New county jail could exceed initial budget
Published 12:00 am Monday, October 9, 2006
Butler County officials received a case of “sticker shock” when bid totals on the new county jail came in at nearly $6 million - almost $2 million more than originally budgeted for the project.
Lack of competition among bidders and a significant increase in material prices have driven up costs, according to Bryan Moore, of Martin and Cobey Construction Company, Inc., on-site construction managers for the project.
The county has budgeted between $3.1 million and $4 million for the county jail, which includes $2.78 million in bonded funds.
The commission will reject all bids at its regularly scheduled meeting on Monday, said Chairman Jesse McWilliams.
“We're going to reject these bids and see if we can get it down to a more manageable price,” he said.
Moore said he spent weeks wooing prospective contractors and securing their interest in the project only to have many of them not submit bid packages. Also, building a jail is a long process, he said, noting that some masonry contractors refuse to bid on jails because of the amount of work involved.
Officials estimate it could take anywhere from 16 to 18 months to complete the new jail.
“We have to get more competition involved in the bidding,” he said. “I can't promise you $4 million but we will work to get it to a reasonable price.”
Moore said likely modifications would have to be made to the original design plans. He referred to the modification changes as building a “Ford versus a Cadillac.”
“I can deliver a code-required jail for $5 million with some luck,” he said.
The reason, said Moore, is that material has become more expensive. Copper prices have climbed to market highs and electrical wiring for the jail could cost as much as $39 per square foot. That's up from $17 per square foot a few years ago, said Moore.
Contractors are also able to receive inside information - of sorts - from their suppliers.
“Suppliers let their contractors know if they're the only ones bidding on a project,” said Moore. “Then they're free to jack up the price.”
Moore said he encourages local contractors to become more involved when bids are re-advertised.

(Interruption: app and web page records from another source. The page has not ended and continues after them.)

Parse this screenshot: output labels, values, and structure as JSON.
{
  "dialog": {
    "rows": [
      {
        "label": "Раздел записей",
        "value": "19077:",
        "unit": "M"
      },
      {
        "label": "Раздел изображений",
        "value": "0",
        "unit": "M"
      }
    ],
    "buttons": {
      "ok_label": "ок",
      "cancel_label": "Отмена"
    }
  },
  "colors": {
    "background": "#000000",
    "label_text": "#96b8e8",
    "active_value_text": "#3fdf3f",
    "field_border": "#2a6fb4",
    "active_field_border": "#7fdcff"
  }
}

The county began saving court cost fees in 2000 for construction of the new jail. With $1.6 million saved, the commission bonded an additional $2.78 million in January to cover construction costs.